Fact: Originally, movie theaters would show commercials for other movies playing at the theater after the feature presentation; trailing them – hence the name.
Moving these trailers before the movie makes a lot of sense, but after a certain time it became almost unnecessary: Trailers became something of a popular medium in their own right, often doing more for a movie’s effect and reception than the thing itself, in cases ranging from people going to see Wing Commander in 1999 just to see the trailer for The Phantom Menace, to last year’s Suicide Squad getting recut by the company that produced the trailer for better parity between the two.
Since the “2016 In Review” season started a few weeks ago, there’s a sentiment that I’ve seen repeated uncountable times in just as many permutations: “2016 wasn’t as bad of a year for movies as it seems!” I vigorously agree with the idea, for the record: Any year at the cinemas that starts with The Witch and ends with Silence can’t be dismissed easily, any more than you could dismiss a silent witch.

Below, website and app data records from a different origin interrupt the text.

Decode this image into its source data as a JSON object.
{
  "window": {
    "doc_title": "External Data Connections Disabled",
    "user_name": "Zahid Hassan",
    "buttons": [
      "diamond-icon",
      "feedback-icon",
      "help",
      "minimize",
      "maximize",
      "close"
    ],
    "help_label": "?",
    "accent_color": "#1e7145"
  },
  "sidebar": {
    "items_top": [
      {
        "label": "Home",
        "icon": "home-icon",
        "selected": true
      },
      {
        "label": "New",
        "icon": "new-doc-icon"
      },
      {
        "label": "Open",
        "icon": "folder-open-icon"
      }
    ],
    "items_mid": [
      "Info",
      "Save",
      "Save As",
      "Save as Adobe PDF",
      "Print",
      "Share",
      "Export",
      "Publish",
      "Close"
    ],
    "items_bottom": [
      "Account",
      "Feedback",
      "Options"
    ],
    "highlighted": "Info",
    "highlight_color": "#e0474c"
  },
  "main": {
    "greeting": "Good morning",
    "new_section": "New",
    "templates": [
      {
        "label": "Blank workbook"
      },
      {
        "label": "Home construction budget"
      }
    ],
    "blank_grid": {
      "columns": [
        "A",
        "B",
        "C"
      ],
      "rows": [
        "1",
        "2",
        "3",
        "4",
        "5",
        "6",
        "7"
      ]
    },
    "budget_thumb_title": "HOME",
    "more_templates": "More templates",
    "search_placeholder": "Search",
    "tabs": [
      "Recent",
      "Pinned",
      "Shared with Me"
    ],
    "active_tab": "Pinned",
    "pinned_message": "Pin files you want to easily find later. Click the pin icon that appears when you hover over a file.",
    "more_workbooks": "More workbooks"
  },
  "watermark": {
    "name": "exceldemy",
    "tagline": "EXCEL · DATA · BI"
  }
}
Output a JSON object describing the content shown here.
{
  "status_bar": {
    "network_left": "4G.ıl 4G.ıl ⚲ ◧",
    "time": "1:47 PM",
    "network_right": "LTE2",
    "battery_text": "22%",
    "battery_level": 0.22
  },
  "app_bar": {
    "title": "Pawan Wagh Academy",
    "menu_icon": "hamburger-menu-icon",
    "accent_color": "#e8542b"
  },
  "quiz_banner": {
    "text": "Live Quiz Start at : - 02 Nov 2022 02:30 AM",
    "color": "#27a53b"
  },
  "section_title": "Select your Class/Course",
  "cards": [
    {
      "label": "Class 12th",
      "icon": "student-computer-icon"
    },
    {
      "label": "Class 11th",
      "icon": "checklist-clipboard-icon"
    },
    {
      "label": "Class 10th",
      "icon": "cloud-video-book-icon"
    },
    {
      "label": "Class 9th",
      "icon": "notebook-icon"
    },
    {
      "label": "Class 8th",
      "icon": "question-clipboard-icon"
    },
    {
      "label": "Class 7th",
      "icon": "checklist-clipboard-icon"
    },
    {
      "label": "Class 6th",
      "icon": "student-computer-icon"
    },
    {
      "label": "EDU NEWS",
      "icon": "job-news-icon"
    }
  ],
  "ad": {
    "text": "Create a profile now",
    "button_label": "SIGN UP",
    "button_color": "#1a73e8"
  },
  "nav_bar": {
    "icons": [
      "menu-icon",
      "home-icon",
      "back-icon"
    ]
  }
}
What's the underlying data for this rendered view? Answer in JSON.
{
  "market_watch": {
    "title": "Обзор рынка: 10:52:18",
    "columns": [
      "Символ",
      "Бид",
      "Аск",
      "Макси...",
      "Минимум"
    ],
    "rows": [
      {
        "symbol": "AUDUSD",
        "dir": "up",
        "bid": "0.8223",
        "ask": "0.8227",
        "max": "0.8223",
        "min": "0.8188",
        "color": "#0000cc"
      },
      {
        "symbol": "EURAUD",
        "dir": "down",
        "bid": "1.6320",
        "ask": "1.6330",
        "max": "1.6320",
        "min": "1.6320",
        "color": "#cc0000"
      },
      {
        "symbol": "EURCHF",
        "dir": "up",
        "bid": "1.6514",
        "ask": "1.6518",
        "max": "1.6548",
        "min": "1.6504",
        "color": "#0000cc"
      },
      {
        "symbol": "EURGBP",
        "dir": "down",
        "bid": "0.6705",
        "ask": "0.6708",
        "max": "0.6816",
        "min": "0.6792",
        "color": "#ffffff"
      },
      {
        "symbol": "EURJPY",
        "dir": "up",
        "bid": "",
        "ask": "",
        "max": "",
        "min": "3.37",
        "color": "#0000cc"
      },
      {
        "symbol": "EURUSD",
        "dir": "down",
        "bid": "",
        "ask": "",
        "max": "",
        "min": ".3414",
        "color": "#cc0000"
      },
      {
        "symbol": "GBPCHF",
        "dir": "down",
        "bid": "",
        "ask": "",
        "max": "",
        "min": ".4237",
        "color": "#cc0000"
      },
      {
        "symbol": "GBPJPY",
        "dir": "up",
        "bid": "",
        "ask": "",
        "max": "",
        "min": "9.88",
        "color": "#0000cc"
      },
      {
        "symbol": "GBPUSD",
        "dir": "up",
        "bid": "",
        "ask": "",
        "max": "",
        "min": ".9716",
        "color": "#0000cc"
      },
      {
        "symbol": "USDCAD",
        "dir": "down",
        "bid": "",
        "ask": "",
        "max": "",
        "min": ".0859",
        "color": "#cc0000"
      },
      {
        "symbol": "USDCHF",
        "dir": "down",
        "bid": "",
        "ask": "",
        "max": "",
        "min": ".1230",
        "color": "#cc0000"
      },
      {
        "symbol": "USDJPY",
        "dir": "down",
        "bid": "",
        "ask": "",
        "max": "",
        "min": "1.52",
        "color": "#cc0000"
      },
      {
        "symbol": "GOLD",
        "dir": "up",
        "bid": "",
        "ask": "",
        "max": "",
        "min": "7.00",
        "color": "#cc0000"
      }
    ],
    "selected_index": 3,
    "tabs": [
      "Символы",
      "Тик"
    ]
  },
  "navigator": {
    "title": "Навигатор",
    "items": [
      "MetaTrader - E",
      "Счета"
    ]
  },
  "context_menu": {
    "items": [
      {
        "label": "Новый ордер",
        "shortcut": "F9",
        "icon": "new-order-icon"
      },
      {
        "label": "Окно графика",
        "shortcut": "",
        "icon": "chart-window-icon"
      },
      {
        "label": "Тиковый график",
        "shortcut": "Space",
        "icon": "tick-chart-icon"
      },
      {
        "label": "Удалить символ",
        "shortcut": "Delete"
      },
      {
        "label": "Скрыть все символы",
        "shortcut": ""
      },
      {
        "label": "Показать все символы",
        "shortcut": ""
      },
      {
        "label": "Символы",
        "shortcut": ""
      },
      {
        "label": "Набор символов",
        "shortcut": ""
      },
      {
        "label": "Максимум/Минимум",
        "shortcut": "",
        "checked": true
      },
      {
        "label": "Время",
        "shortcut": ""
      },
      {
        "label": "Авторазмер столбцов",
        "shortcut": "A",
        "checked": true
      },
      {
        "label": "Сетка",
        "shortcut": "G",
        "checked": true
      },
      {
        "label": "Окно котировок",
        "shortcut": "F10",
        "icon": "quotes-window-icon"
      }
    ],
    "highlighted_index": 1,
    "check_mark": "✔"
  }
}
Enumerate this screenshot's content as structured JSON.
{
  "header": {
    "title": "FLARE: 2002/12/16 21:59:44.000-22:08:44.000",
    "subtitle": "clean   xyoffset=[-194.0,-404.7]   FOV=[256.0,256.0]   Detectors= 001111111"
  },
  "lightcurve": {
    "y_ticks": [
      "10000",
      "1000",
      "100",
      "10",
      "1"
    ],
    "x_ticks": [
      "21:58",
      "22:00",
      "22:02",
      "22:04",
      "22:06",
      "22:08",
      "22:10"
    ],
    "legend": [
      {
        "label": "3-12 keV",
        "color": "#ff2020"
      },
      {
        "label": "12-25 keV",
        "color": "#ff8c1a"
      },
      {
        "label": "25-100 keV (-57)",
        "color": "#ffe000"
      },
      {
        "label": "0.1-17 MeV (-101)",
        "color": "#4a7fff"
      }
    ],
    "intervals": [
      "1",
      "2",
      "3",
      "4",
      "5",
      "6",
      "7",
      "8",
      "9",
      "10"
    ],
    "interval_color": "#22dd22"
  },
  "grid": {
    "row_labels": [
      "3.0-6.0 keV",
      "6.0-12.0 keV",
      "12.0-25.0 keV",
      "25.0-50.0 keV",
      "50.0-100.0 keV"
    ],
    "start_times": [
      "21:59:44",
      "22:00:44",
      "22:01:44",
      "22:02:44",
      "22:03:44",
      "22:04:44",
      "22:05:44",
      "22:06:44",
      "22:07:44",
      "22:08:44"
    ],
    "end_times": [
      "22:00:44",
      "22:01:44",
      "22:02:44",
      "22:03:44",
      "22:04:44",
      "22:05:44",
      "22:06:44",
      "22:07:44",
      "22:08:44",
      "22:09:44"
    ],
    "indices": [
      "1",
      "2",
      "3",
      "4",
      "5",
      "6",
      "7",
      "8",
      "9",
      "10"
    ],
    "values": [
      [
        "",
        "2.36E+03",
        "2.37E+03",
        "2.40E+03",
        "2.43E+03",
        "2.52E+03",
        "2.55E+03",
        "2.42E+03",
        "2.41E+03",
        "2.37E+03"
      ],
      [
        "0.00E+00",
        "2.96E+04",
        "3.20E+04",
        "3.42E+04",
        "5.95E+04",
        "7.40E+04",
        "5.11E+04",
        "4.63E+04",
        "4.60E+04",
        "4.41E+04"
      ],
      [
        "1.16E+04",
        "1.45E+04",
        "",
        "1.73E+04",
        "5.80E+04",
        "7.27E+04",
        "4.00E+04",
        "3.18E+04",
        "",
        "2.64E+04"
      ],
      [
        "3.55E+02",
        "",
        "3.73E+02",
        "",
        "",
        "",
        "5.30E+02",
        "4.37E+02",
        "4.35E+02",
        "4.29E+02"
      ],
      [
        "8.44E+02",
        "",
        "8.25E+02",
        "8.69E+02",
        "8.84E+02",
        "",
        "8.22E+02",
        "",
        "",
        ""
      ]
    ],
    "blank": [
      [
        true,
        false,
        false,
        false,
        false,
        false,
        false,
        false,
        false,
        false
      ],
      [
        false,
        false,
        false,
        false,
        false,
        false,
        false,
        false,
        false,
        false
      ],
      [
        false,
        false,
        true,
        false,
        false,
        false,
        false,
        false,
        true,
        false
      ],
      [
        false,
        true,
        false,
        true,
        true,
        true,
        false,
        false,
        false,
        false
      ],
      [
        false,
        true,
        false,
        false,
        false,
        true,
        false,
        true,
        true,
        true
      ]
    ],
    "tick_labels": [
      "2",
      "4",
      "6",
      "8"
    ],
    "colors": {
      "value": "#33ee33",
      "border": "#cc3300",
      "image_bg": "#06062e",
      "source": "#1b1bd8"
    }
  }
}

The popular acceptance of that agreement, though, means I’m more interested in the original idea that everyone is jumping to refute. How did this idea emerge, if it’s so self-evidently false? If 2016’s selection of films were so good, what exactly was it that made people think they were so bad? An obvious answer would be all the other disappointing, saddening and scary events of the year, but if you can tear your mind away from that for a minute, the real culprit is trailers.
Think of this time a year ago, January 2016. Thanks to The Force Awakens, trailers for all of the coming year’s most expensive releases have all come at once like presents under a tree. Whether you’re hyped to a lack of function or too pessimistic to do anything but smile bitterly at the screen, those movies have planted themselves in your mind, and stay there for months That’s how hype culture works, after all: It doesn’t matter how you feel about a movie, only that you anticipate it, because anticipation consistently and completely outsells enjoyment.
But what of that anticipation now? Do you remember, for instance, the intrigued anticipation for Zoolander 2 and Batman v Superman? How about the comfortable balm of Independence Day: Resurgence, and of Jason Bourne? The exciting unorthodoxy of Suicide Squad or Fantastic Beasts? It takes considerable effort for me to remember most of those came out at all, no matter how slowly and sadly their trailers played piano versions of music you recognize.
A common theme should be emerging here with the movies I mentioned: None of them were much good at all. People excited for the release left theaters disappointed, all that pervasive hype only served to make mediocre efforts seem worse. Instead, the best movies of the year tended to be not only smaller but less anticipated: Festival favorites, smaller-budgeted efforts with good scripts, foreign films in limited release.
In fact, outside of the exceptional edifice of Disney’s wide-release machine, some of the best general-audience movies that came out in 2016 were all typified by the lack of excitement for them. Star Trek Beyond was dismissed out of hand for its high-octane, low-IQ trailer, but it turned out to be the cleverest movie of its sub-series. 10 Cloverfield Lane, sold on nothing but a tenuous connection to a seven-year-old movie with a gimmick that’s now as passe as it gets, was a confident and wholly self-contained story, much better than you usually get outside of Oscar season. Swiss Army Man, already becoming a cult favorite, was almost literally booed out of film festivals before it found its niche among the general viewership.
The common element should become clear: Not that expectation leads to disappointment, but that concentrated expectation will mean generalized disappointment. It didn’t take all that many failures for 2016 to be written off as a bad year at the movies, it only took the highest of expectations being dashed.
What can you do about this? Certainly not keep on complaining about hype culture. Hype culture has a lot of benefits: The constant discussion means new movie buffs are being made every day, drawn in by the popular culture to a subculture. The panopticon that movie studios find themselves in drives them away from outright disrespectful decisions. Without hype movies like Fury Road would never have reached such a perennial spot in our culture, and movies like Deadpool wouldn’t exist at all.
No, the curative to disappointment is to care more, not less. If you’re excited about a certain movie, build on it, look for some other stuff that’s coming out around the same time – smaller releases that might interest you. 2017 is bringing work from a whole legion of excellent filmmakers, from Steven Soderbergh to Armando Iannucci to David Robert Mitchell and beyond. Don’t put all your eggs in one basket, so any individual disappointment won’t wound you so deeply.
Let this be a trailer, after 2016: Come back to the theater, see what else is playing another day. You’ll be happier for it.